Well, ladies and gentleman, we now have the answer to my question! Absolutely no one!

I don't think I need to go into detail about what went wrong here. The defense didn't show up. The offense didn't show up. The final score looked like a score we're accustomed to seeing for Dook, not us.

Here's a very important consequence of Saturday's loss: my dad has decided he wouldn't mind if John Bunting gets fired.

For those of you who don't know my dad, he's rather passionate about Carolina football. He goes to the games and yells. If you didn't know better, you'd think he's always waiting for the coach to get fired so he can get a chance at the job. But in reality, he's usually on the coach's side. His saying has always been that you don't fire a coach mid-contract over a matter or wins and losses.

Don't look for him to start contributing to anytime soon. But his statement that he would not disapprove of Bunting being fired is, for me anyway, quite a strong statement.

So what's caused my dad's change of heart? Read on. I've inserted some of my own commentary as well.

1) This is John Bunting's program.

That's right. He's been the head coach since 2001. The recruits are his. The system is his. He's had time to dismantle any remnants of Carl Torbush's system.

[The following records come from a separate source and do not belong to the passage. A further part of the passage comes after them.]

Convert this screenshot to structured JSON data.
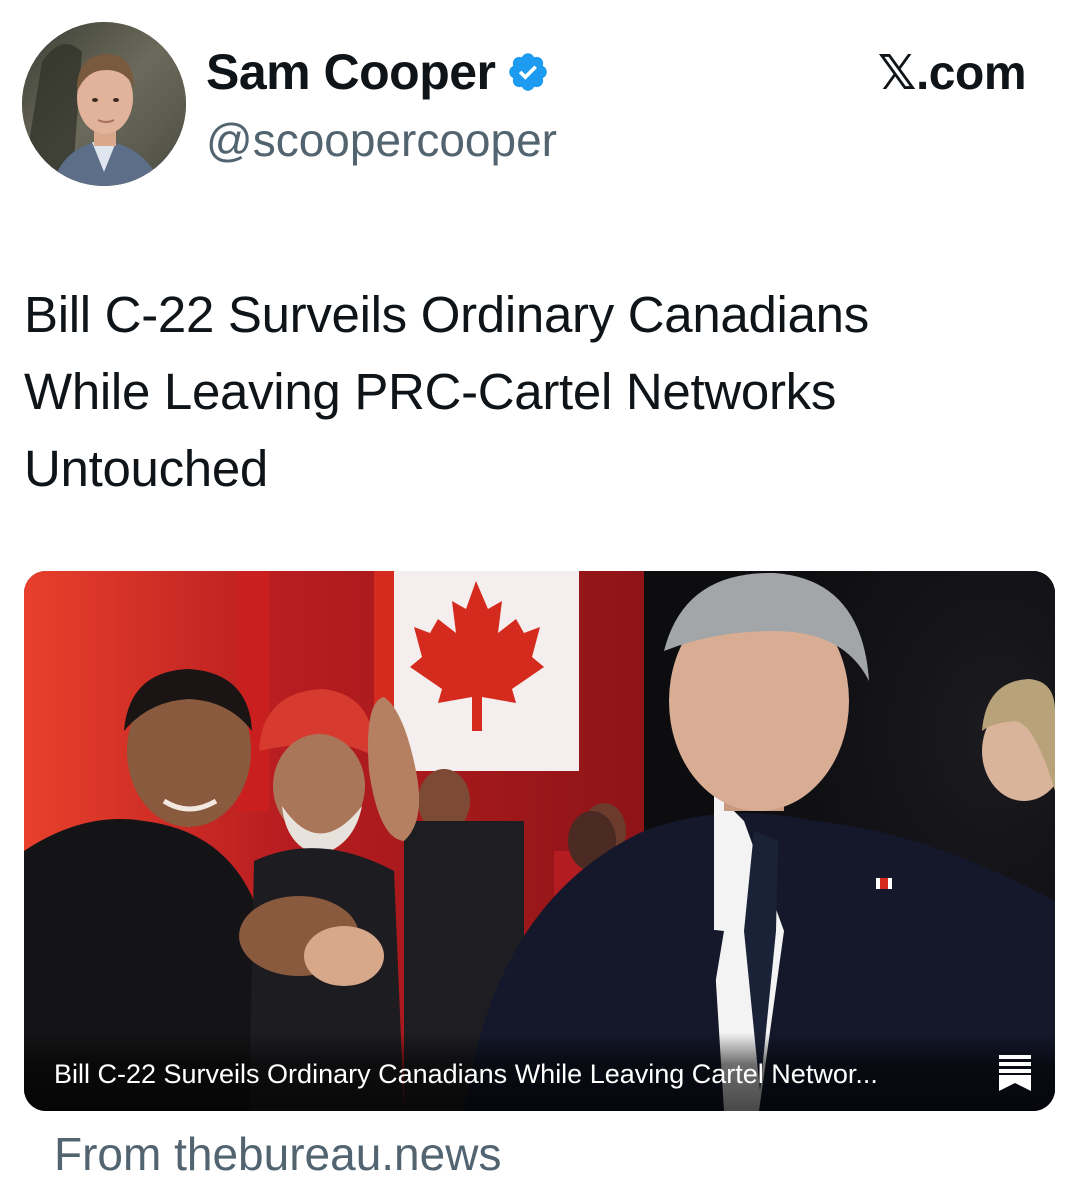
{
  "author": {
    "display_name": "Sam Cooper",
    "handle": "@scoopercooper",
    "verified": true,
    "verified_icon": "verified-badge-icon"
  },
  "brand": "𝕏.com",
  "tweet": {
    "line1": "Bill C-22 Surveils Ordinary Canadians",
    "line2": "While Leaving PRC-Cartel Networks",
    "line3": "Untouched"
  },
  "card": {
    "title": "Bill C-22 Surveils Ordinary Canadians While Leaving Cartel Networ...",
    "icon": "bookmark-icon"
  },
  "source": "From thebureau.news",
  "colors": {
    "verified": "#1d9bf0",
    "secondary_text": "#536471",
    "flag_red": "#d52b1e"
  }
}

Dick Baddour axed Torbush after a mere three seasons, after he had racked up a 16-18 record (17-18 if you count his first game as head coach, the 1997 Gator Bowl). Torbush's biggest problem was that he was the first head coach after Mack Brown. Brown compiled a 62-32-1 record during his tenure as UNC's head coach, including a 20-3 record in his last two seasons. UNC had big expectations and a renovated stadium. 16-18 wasn't going to cut it. You can argue that Torbush got a raw deal. After all, Brown went 2-20 during his first two seasons. But that's a whole different line of discussion.

What is up for discussion is that Bunting now has a 25-39 record at Carolina. That's 9 (or 8) more wins in 5+ seasons than Torbush had in three seasons. And he's already lost more games than Brown lost in 10 seasons. Lucky for him that he's the second coach after Mack Brown and not the first.

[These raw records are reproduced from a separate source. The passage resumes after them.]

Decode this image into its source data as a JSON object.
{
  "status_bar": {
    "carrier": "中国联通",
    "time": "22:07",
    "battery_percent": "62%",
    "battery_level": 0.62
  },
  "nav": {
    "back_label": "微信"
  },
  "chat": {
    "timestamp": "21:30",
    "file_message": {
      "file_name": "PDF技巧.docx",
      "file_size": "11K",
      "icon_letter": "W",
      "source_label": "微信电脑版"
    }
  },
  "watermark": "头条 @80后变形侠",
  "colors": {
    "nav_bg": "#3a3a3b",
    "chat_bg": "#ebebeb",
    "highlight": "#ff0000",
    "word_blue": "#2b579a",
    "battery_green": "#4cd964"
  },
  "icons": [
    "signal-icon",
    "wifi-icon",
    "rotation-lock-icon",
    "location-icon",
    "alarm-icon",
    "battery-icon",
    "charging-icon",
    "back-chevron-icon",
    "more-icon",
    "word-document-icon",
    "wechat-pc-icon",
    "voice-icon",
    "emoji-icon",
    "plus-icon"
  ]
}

All this talk leads to...

2) The program isn't going anywhere.

If anything, it's going backwards. Sure, it's great that we can beat State and Dook most years, and the 2001 win against FSU and the 2004 win against Miami were nice. But when you give up 40+ points and have to rely on a last second field goal to beat a Division I-AA team, and then lose 52-7 the next week, people begin to dismiss your team (if they haven't already).

Let's go back to Carl Torbush's first win as UNC's head coach, the aforementioned 1997 Gator Bowl.

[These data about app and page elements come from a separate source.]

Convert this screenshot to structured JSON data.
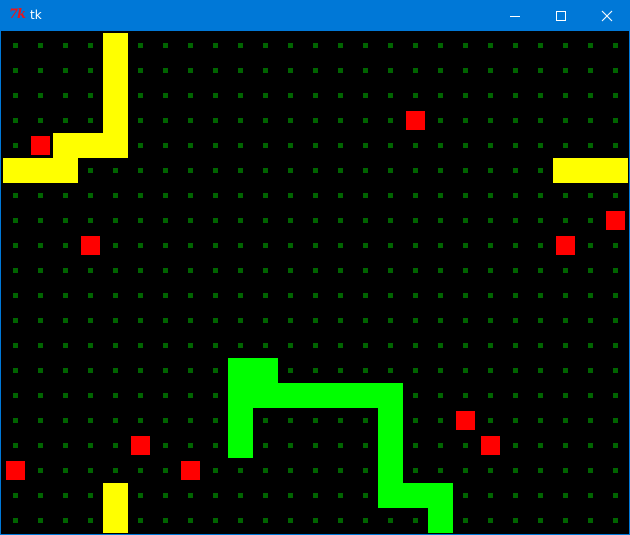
{
  "window": {
    "title": "tk",
    "icon": "tk-feather-icon",
    "controls": [
      "minimize-icon",
      "maximize-icon",
      "close-icon"
    ]
  },
  "board": {
    "cell_size": 25,
    "columns": 25,
    "rows": 20,
    "background_color": "#000000",
    "grid_dot_color": "#006400",
    "food_color": "#ff0000",
    "food": [
      [
        16,
        3
      ],
      [
        1,
        4
      ],
      [
        24,
        7
      ],
      [
        3,
        8
      ],
      [
        22,
        8
      ],
      [
        18,
        15
      ],
      [
        19,
        16
      ],
      [
        5,
        16
      ],
      [
        0,
        17
      ],
      [
        7,
        17
      ]
    ],
    "snakes": [
      {
        "color": "#ffff00",
        "cells": [
          [
            4,
            0
          ],
          [
            4,
            1
          ],
          [
            4,
            2
          ],
          [
            4,
            3
          ],
          [
            4,
            4
          ],
          [
            3,
            4
          ],
          [
            2,
            4
          ],
          [
            2,
            5
          ],
          [
            1,
            5
          ],
          [
            0,
            5
          ],
          [
            24,
            5
          ],
          [
            23,
            5
          ],
          [
            22,
            5
          ],
          [
            4,
            18
          ],
          [
            4,
            19
          ]
        ]
      },
      {
        "color": "#00ff00",
        "cells": [
          [
            9,
            16
          ],
          [
            9,
            15
          ],
          [
            9,
            14
          ],
          [
            9,
            13
          ],
          [
            10,
            13
          ],
          [
            10,
            14
          ],
          [
            11,
            14
          ],
          [
            12,
            14
          ],
          [
            13,
            14
          ],
          [
            14,
            14
          ],
          [
            15,
            14
          ],
          [
            15,
            15
          ],
          [
            15,
            16
          ],
          [
            15,
            17
          ],
          [
            15,
            18
          ],
          [
            16,
            18
          ],
          [
            17,
            18
          ],
          [
            17,
            19
          ]
        ]
      }
    ]
  }
}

I remember this game quite well. I was visiting my family in Miami. On the day of the game, my dad, brother, and I boarded a commercial flight to Jacksonville, rented a car, went to the game, and then flew back to Miami. The next day, we got in the car (with my mom) and drove home to Virginia. Don't worry if those arrangements don't make any sense to you.

Anyway, the Tar Heels were ranked #4 in the nation, and had a legitimate argument that they should have gone to a BCS bowl. Denied, UNC played an up-and-coming program who many people had never paid attention to before, and won the game 42-3.

The team they beat? Virginia Tech.

As I said, the program isn't going anywhere. And unfortunately, that all leads back to Bunting.

3) The natives are restless

It's nice to think that Tar Heel fans will sit back, smile, and root for their team regardless of performance. But this never happens in reality, either in college sports or professional sports.

Look, going to games is time-consuming. You have to find and pay for a parking spot. You've got to walk to the stadium. You've got to push your way through the crowd. You've got to pay for the overpriced concessions. You've got to watch the game while avoiding getting your eye poked out by an over-enthusiastic pom-pom waver. Then you've got to find your car and wait 5 years to get out of the lot/deck. I'm not whining. I love going to games. But the more disappointing the team, the less likely people are going to be to go through the whole ordeal, especially when they can watch the game at home and flip to a better game when necessary. It's no coincidence that good teams play to packed stadiums, and bad teams play to empty stadiums. And no amount of arguing that "fans should support their teams no matter what" is going to change that.

John Bunting knows this. That's why he thanked the fans during their support during the Furman game.


Okay, so we've established reasons why Bunting should go. Now, let's not do silly things like expect the first top-name coach we can think of to take the job should it become vacant. I've seen the names Jimmy Johnson, Lou Holtz, and Tommy Bowden all thrown out on Don't be disappointed if none of those coaches are there next season. For all we know, Bunting will still be there. A few years ago, many Tar Heel fans started talking about Steve Spurrier coming to Chapel Hill. The only problem was that the team didn't have a coaching vacancy. And Dick Baddour says he's not planning to fire anyone.


dan said...

For the number crunchers out there, here are some more stats regarding new coaches that were hired in 2001. Things do not look good for Bunting.

Archivalist said...

Hey, don't despair too much. You could be this guy: